- [Problem statement]
Make your reply a word-for-word repeat of the records.

- [Information shown]
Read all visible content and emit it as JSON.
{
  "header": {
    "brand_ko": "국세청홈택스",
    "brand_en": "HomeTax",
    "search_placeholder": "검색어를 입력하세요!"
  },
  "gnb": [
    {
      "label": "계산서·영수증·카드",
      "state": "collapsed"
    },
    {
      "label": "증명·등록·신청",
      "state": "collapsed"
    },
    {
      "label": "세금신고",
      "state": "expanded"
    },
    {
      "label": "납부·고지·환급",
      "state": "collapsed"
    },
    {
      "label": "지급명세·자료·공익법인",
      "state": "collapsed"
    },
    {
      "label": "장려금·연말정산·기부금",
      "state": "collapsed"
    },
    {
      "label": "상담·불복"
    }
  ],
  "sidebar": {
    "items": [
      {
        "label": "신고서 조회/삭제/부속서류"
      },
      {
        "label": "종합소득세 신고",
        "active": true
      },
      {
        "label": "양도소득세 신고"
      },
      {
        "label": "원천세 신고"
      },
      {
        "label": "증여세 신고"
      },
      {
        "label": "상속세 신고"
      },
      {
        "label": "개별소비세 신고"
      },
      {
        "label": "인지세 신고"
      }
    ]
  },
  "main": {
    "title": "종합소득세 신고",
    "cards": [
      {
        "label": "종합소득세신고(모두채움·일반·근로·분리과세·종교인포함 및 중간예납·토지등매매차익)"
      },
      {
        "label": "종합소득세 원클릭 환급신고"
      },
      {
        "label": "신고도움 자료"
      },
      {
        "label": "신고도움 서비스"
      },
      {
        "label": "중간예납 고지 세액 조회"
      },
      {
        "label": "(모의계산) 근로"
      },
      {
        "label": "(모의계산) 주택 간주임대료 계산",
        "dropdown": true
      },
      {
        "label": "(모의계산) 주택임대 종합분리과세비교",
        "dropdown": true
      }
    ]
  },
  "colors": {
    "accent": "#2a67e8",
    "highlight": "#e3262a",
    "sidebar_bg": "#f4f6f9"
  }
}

- [Result of this exercise]
Read all visible content and emit it as JSON.
{
  "header": {
    "brand_ko": "국세청홈택스",
    "brand_en": "HomeTax",
    "search_placeholder": "검색어를 입력하세요!"
  },
  "gnb": [
    {
      "label": "계산서·영수증·카드",
      "state": "collapsed"
    },
    {
      "label": "증명·등록·신청",
      "state": "collapsed"
    },
    {
      "label": "세금신고",
      "state": "expanded"
    },
    {
      "label": "납부·고지·환급",
      "state": "collapsed"
    },
    {
      "label": "지급명세·자료·공익법인",
      "state": "collapsed"
    },
    {
      "label": "장려금·연말정산·기부금",
      "state": "collapsed"
    },
    {
      "label": "상담·불복"
    }
  ],
  "sidebar": {
    "items": [
      {
        "label": "신고서 조회/삭제/부속서류"
      },
      {
        "label": "종합소득세 신고",
        "active": true
      },
      {
        "label": "양도소득세 신고"
      },
      {
        "label": "원천세 신고"
      },
      {
        "label": "증여세 신고"
      },
      {
        "label": "상속세 신고"
      },
      {
        "label": "개별소비세 신고"
      },
      {
        "label": "인지세 신고"
      }
    ]
  },
  "main": {
    "title": "종합소득세 신고",
    "cards": [
      {
        "label": "종합소득세신고(모두채움·일반·근로·분리과세·종교인포함 및 중간예납·토지등매매차익)"
      },
      {
        "label": "종합소득세 원클릭 환급신고"
      },
      {
        "label": "신고도움 자료"
      },
      {
        "label": "신고도움 서비스"
      },
      {
        "label": "중간예납 고지 세액 조회"
      },
      {
        "label": "(모의계산) 근로"
      },
      {
        "label": "(모의계산) 주택 간주임대료 계산",
        "dropdown": true
      },
      {
        "label": "(모의계산) 주택임대 종합분리과세비교",
        "dropdown": true
      }
    ]
  },
  "colors": {
    "accent": "#2a67e8",
    "highlight": "#e3262a",
    "sidebar_bg": "#f4f6f9"
  }
}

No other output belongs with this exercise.